So, why not leave the monetary base at the current exceptionally high levels? Why not avoid the costs associated with reversing QE? Why can’t our society live with a higher level of base money, just as we seem to be living with a higher level of government debt?
The simple answer to this question is that, in the long run, growth in the monetary base that significantly exceeds growth in real output will lead to inflation. Unfortunately, while this there is significant historical evidence for this concept, the simple answer to our question doesn’t explain why this is the case.
Why Does Money Matter?
In order to understand why the amount of money created by the central bank matters, we need to step back and begin with two basic concepts: (1) money has value, and (2) as the value of money falls, the price level rises.
The money in your pocket possesses the property of market value. If it didn’t, then you wouldn’t accept it in exchange for your services and others wouldn’t accept money from you in exchange for their goods and services.
Moreover, the value of money is critical in determining the price of any good as expressed in money terms. For example, if a banana is twice as valuable as one dollar, then what is the price of bananas in dollar terms? Clearly, it is two dollars.

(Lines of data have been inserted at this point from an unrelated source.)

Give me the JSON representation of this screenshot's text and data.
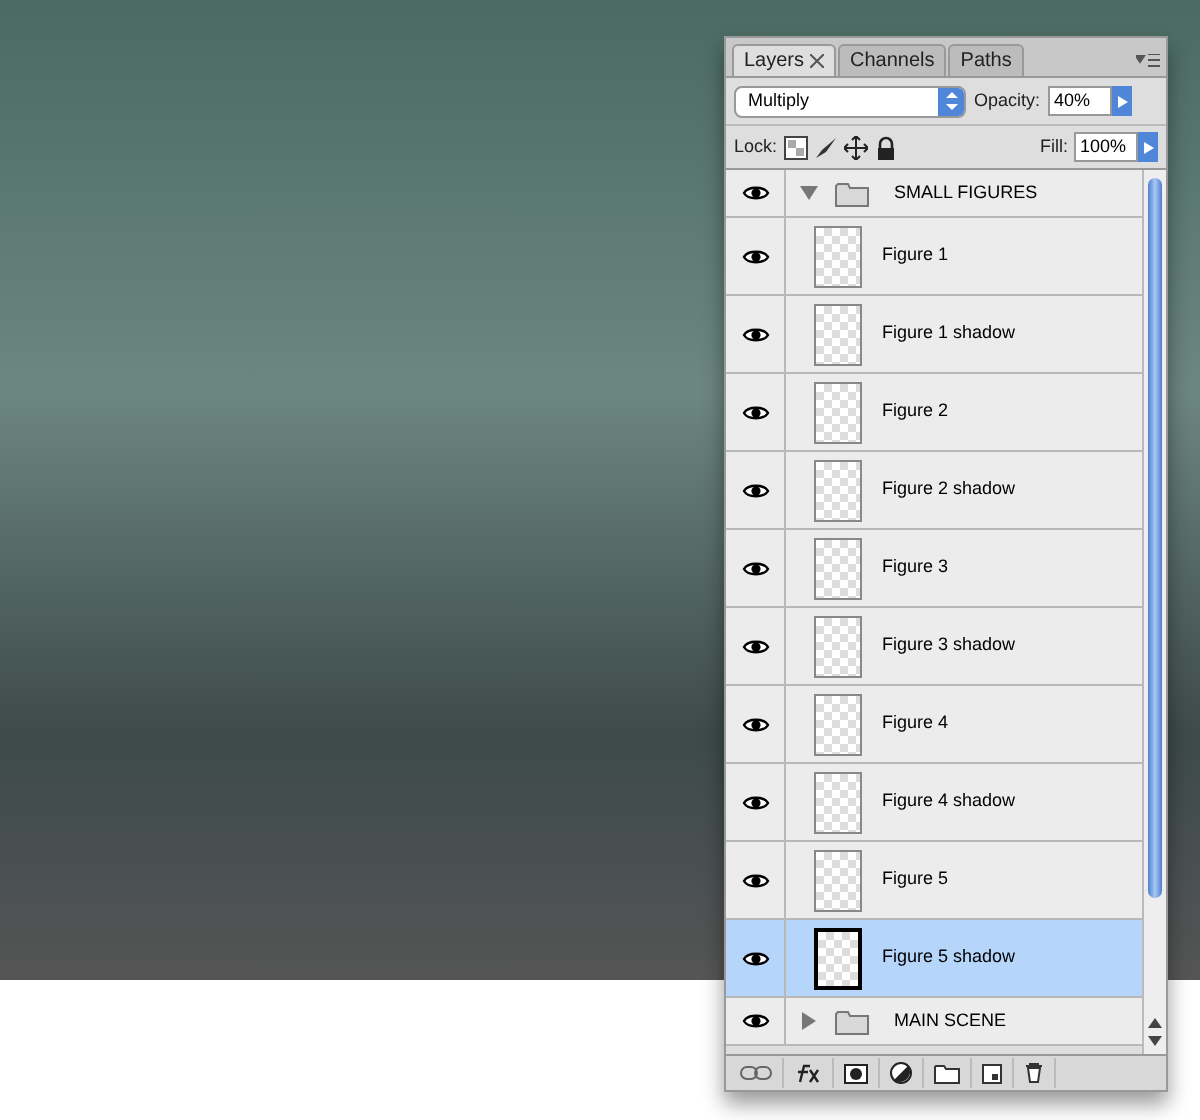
{
  "panel": {
    "tabs": [
      {
        "label": "Layers",
        "selected": true,
        "closable": true
      },
      {
        "label": "Channels",
        "selected": false,
        "closable": false
      },
      {
        "label": "Paths",
        "selected": false,
        "closable": false
      }
    ],
    "blend_mode": "Multiply",
    "opacity_label": "Opacity:",
    "opacity": "40%",
    "lock_label": "Lock:",
    "fill_label": "Fill:",
    "fill": "100%",
    "layers": [
      {
        "kind": "group",
        "name": "SMALL FIGURES",
        "visible": true,
        "expanded": true,
        "selected": false,
        "children": [
          {
            "kind": "layer",
            "name": "Figure 1",
            "visible": true,
            "selected": false
          },
          {
            "kind": "layer",
            "name": "Figure 1 shadow",
            "visible": true,
            "selected": false
          },
          {
            "kind": "layer",
            "name": "Figure 2",
            "visible": true,
            "selected": false
          },
          {
            "kind": "layer",
            "name": "Figure 2 shadow",
            "visible": true,
            "selected": false
          },
          {
            "kind": "layer",
            "name": "Figure 3",
            "visible": true,
            "selected": false
          },
          {
            "kind": "layer",
            "name": "Figure 3 shadow",
            "visible": true,
            "selected": false
          },
          {
            "kind": "layer",
            "name": "Figure 4",
            "visible": true,
            "selected": false
          },
          {
            "kind": "layer",
            "name": "Figure 4 shadow",
            "visible": true,
            "selected": false
          },
          {
            "kind": "layer",
            "name": "Figure 5",
            "visible": true,
            "selected": false
          },
          {
            "kind": "layer",
            "name": "Figure 5 shadow",
            "visible": true,
            "selected": true
          }
        ]
      },
      {
        "kind": "group",
        "name": "MAIN SCENE",
        "visible": true,
        "expanded": false,
        "selected": false
      }
    ]
  }
}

This price is a relative relation: it expresses the market value of the banana relative to the market value of the dollar. Importantly, this relative relationship can change for one of two reasons: either, the value of the banana can change, or the value of the dollar can change. For example, if the value of the banana is constant (in absolute terms) but the value of the dollar falls by 50%, then suddenly each banana is now four times more valuable than each dollar and the price of bananas in dollar terms is four.
Anyway, the key point is that the value of money is a key input into all prices as expressed in money terms. Moreover, if the value of money falls, then prices will rise.

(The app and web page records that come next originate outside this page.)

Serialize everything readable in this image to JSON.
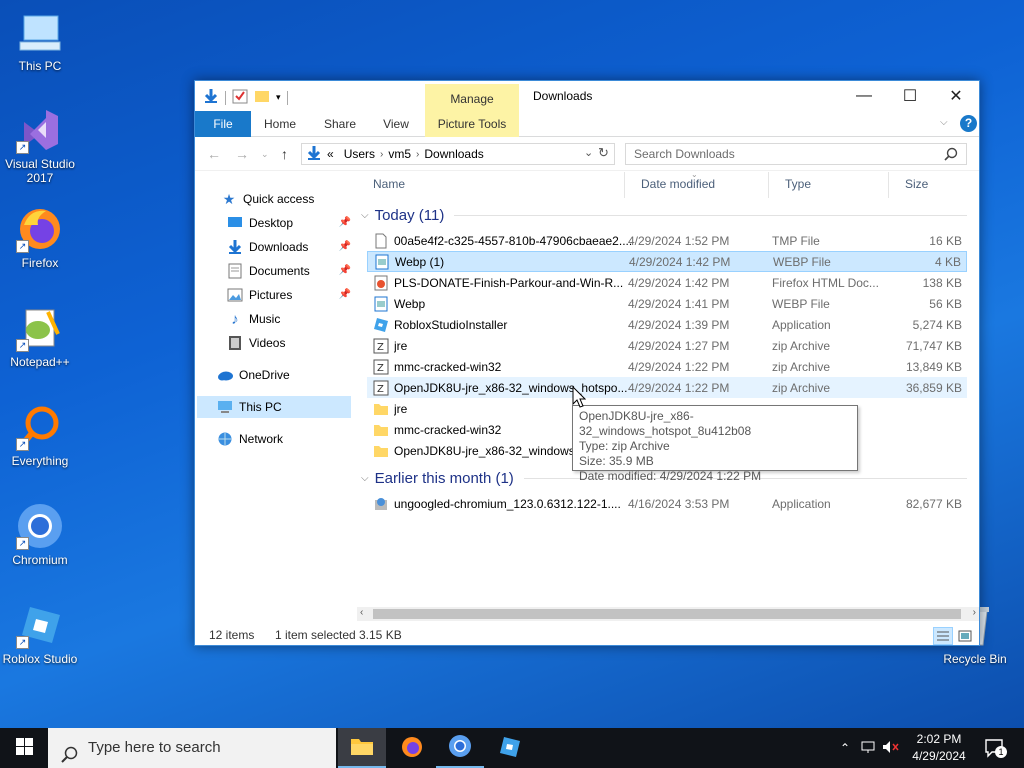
{
  "desktop": {
    "icons": [
      {
        "label": "This PC"
      },
      {
        "label": "Visual Studio 2017"
      },
      {
        "label": "Firefox"
      },
      {
        "label": "Notepad++"
      },
      {
        "label": "Everything"
      },
      {
        "label": "Chromium"
      },
      {
        "label": "Roblox Studio"
      },
      {
        "label": "Recycle Bin"
      }
    ]
  },
  "window": {
    "title": "Downloads",
    "manage_tab": "Manage",
    "ribbon_tabs": {
      "file": "File",
      "home": "Home",
      "share": "Share",
      "view": "View",
      "picture_tools": "Picture Tools"
    },
    "controls": {
      "minimize": "—",
      "maximize": "☐",
      "close": "✕"
    },
    "address": {
      "prefix": "«",
      "crumbs": [
        "Users",
        "vm5",
        "Downloads"
      ]
    },
    "search_placeholder": "Search Downloads"
  },
  "navpane": {
    "items": [
      {
        "label": "Quick access"
      },
      {
        "label": "Desktop"
      },
      {
        "label": "Downloads"
      },
      {
        "label": "Documents"
      },
      {
        "label": "Pictures"
      },
      {
        "label": "Music"
      },
      {
        "label": "Videos"
      },
      {
        "label": "OneDrive"
      },
      {
        "label": "This PC"
      },
      {
        "label": "Network"
      }
    ]
  },
  "columns": {
    "name": "Name",
    "date": "Date modified",
    "type": "Type",
    "size": "Size"
  },
  "groups": {
    "today": "Today (11)",
    "earlier": "Earlier this month (1)"
  },
  "files": [
    {
      "name": "00a5e4f2-c325-4557-810b-47906cbaeae2....",
      "date": "4/29/2024 1:52 PM",
      "type": "TMP File",
      "size": "16 KB"
    },
    {
      "name": "Webp (1)",
      "date": "4/29/2024 1:42 PM",
      "type": "WEBP File",
      "size": "4 KB"
    },
    {
      "name": "PLS-DONATE-Finish-Parkour-and-Win-R...",
      "date": "4/29/2024 1:42 PM",
      "type": "Firefox HTML Doc...",
      "size": "138 KB"
    },
    {
      "name": "Webp",
      "date": "4/29/2024 1:41 PM",
      "type": "WEBP File",
      "size": "56 KB"
    },
    {
      "name": "RobloxStudioInstaller",
      "date": "4/29/2024 1:39 PM",
      "type": "Application",
      "size": "5,274 KB"
    },
    {
      "name": "jre",
      "date": "4/29/2024 1:27 PM",
      "type": "zip Archive",
      "size": "71,747 KB"
    },
    {
      "name": "mmc-cracked-win32",
      "date": "4/29/2024 1:22 PM",
      "type": "zip Archive",
      "size": "13,849 KB"
    },
    {
      "name": "OpenJDK8U-jre_x86-32_windows_hotspo...",
      "date": "4/29/2024 1:22 PM",
      "type": "zip Archive",
      "size": "36,859 KB"
    },
    {
      "name": "jre",
      "date": "",
      "type": "",
      "size": ""
    },
    {
      "name": "mmc-cracked-win32",
      "date": "",
      "type": "",
      "size": ""
    },
    {
      "name": "OpenJDK8U-jre_x86-32_windows_h",
      "date": "",
      "type": "",
      "size": ""
    },
    {
      "name": "ungoogled-chromium_123.0.6312.122-1....",
      "date": "4/16/2024 3:53 PM",
      "type": "Application",
      "size": "82,677 KB"
    }
  ],
  "tooltip": {
    "line1": "OpenJDK8U-jre_x86-32_windows_hotspot_8u412b08",
    "line2": "Type: zip Archive",
    "line3": "Size: 35.9 MB",
    "line4": "Date modified: 4/29/2024 1:22 PM"
  },
  "status": {
    "items": "12 items",
    "selected": "1 item selected",
    "size": "3.15 KB"
  },
  "taskbar": {
    "search_placeholder": "Type here to search",
    "time": "2:02 PM",
    "date": "4/29/2024",
    "notification_count": "1"
  },
  "colors": {
    "accent": "#1979ca",
    "selection": "#cce8ff",
    "contextual_tab": "#fdf3a5",
    "group_header": "#1e3287"
  }
}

This raises an obvious question: what determines the value of money?
The view of The Money Enigma is that money is governed by a social or implied contract. This contract, if it were to be written out, would state that each unit of the monetary base represents a proportional claim on the future output of society.
In essence, money is the equity of our society. Just as our society can issue fixed claims against future output (government debt), so it can issue variable claims against future output (the monetary base).
What determines the size of the variable entitlement to real output that each unit of money represents? The view of The Money Enigma is that the variable entitlement is determined by expectations regarding the long-term size of the monetary base.
In other words, if people believe that long-term monetary base growth will be restrained, then this supports the current value of money. In contrast, if people believe that the central bank has become reckless and long-term monetary base growth will not be tightly controlled, then this can lead to a sudden and severe decline in the value of money.
If this theory is correct, then expectations regarding whether QE is a temporary or more permanent phenomenon matter. If the market is correct and QE will be reversed in due course, then there is little reason for the value of money to decline sharply and for inflation to accelerate.
However, if the market suddenly begins to doubt the Fed’s intentions and starts to assume that QE is more permanent in nature, then the value of money could decline quickly and sharply, leading to a sudden acceleration in inflation.
Today, the Fed is trying to have its cake and eat it too. The Fed is trying to enjoy all the benefits of QE, while avoiding all the costs. The Fed can pull off this magic trick as long as it continues to convince the markets that QE will be reversed in the “near future”. However, if the markets begin to doubt the Fed’s sincerity in this regard, then the value of money could decline sharply. In this scenario, the Fed could find that things quickly spin out of control.